Sauce for Thought: Coming in From the Cold – An Exploration of Soup
by Alice DeLuca
We’re turning down the new thermostat daily, stubbornly staving off the inevitable start-up of the furnace for the coming home-heating season. It’s the hot soup season and the knitting season also, so there are reasons to celebrate. Animals are busy storing everything they can get their paws on, for a long winter of curled up dreaming. I picture them underground and know why some people covet their fur coats. My coat of choice is made from the knitted wool of sheep, and to the sheep I am grateful.
Our new Nest thermostat is “smart” in that it knows what we are doing, but we maintain the illusion of control by tweaking it via tablet technology, even from remote locations. The designers thought of everything, down to the specially designed stickers for labeling the wires during installation. We’re hoping we won’t have to fool this new thermostat in to turning on when the temperature dives like a submarine, the first week of January; nor will we be tempted to put a space heater under it to keep it warm so it won’t activate the furnace, as my father used to do with his mercury-switch driven thermostat from those days.
When the temperature drops, the Canada geese start making tracks. Often they are flying south, but sometimes they appear to be confused and fly east or north, which is because some of them winter-over. The V-formations of confused geese overhead is another clear indication that the time has come to consider hot soup.

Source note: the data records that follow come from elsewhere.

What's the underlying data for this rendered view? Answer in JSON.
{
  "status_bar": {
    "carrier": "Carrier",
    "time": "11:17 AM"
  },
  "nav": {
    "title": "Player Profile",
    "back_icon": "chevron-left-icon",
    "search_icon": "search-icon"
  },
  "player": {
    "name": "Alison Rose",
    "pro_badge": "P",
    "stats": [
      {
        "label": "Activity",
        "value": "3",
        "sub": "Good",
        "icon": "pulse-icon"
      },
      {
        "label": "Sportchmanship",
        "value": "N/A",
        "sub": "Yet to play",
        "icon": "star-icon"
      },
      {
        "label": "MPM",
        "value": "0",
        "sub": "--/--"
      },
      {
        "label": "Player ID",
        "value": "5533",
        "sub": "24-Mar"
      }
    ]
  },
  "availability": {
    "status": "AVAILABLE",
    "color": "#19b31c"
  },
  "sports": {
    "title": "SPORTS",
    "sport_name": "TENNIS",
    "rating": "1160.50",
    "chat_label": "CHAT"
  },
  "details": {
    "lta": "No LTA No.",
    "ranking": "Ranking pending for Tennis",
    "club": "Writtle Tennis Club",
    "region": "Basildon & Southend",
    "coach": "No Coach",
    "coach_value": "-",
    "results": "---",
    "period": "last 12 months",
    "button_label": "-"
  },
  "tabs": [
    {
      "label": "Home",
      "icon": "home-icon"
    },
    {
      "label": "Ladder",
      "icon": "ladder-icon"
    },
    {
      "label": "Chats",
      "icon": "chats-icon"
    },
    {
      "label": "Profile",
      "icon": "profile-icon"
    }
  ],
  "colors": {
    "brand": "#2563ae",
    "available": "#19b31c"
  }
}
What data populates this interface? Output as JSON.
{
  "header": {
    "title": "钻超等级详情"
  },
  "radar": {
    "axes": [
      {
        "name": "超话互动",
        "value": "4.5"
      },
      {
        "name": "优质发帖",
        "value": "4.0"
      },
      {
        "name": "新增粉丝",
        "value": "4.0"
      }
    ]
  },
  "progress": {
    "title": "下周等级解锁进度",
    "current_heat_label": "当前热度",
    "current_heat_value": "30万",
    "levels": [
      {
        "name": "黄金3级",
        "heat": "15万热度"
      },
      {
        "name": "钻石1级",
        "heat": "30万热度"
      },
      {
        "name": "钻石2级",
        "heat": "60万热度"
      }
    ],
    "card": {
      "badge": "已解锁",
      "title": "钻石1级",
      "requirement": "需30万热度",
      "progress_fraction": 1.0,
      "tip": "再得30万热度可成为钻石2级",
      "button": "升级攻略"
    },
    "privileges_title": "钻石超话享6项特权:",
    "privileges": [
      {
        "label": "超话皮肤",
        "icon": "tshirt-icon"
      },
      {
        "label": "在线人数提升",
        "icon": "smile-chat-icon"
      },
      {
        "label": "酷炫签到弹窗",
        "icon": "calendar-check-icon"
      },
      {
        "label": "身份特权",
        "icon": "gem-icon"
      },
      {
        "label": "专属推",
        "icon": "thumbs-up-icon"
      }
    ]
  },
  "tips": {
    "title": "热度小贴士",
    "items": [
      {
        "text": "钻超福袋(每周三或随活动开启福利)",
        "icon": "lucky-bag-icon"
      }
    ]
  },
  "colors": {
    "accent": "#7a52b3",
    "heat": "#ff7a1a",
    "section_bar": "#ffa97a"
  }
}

The hornets are hungry, and they bother us when we crush apples or grapes to make cider and wine, or when we stuff sausage casings in preparation for smoking. They push in on the process like cats at the computer keyboard, buzzing up against our hands to get a taste of juice or meat. The hornets are hungry for our food, and we are hungry for soup.
When it comes to cooking soup, your choices are to boil something on top of the stove, rumbling away for hours, lid on or off; to pressure-cook the soup on top of the stove (especially useful at high altitudes); to bake a casserole of soup in the oven (serendipitously heating the kitchen); to use a slow cooker or Crockpot; to microwave a covered dish for a short time yielding a fast soup but very little aroma or heat for the house; or to hang a pot over an open fire on the hearth.
From the point of view of visual aesthetics only, the pot of soup hanging over the hearth is the most attractive. The look alone is warming, but the cook who has participated in this ritual knows the sooty, backbreaking truth about keeping the embers burning. (To see a video of hearth cookery, go to Heart to Hearth Cookery, at about 2 minutes in to the video.)
To add an olfactory aesthetic to soup production really requires boiling or baking the soup. All the other methods hide the aromas. If the noise of soup-making is what signals the change of seasons for you, then the blub-blub-blub of simmering soup is probably the way to go. Lastly, the ding of a microwave may ring your bell if you have a true soup emergency.
I will share my favorite soups for the fall season, and recommend the cookbooks and sites from which they come.
Emeril’s Chuckwagon Chili — with fresh fennel substituted for the celery, Green’s Dubbel Dark beer, and 1 pound of dried small red beans (frijoles rojos pequeños), soaked and cooked, substituted for half of the beef to add their creamy texture and reduce the amount of meat required
Sesame-Crusted Tofu with Quick Microwave Curried Carrot Soup using my go-to favorite flavor enhancer of richly-flavored currant jelly, easily adapted for vegetarians and ready in a ½ hour for soup emergencies.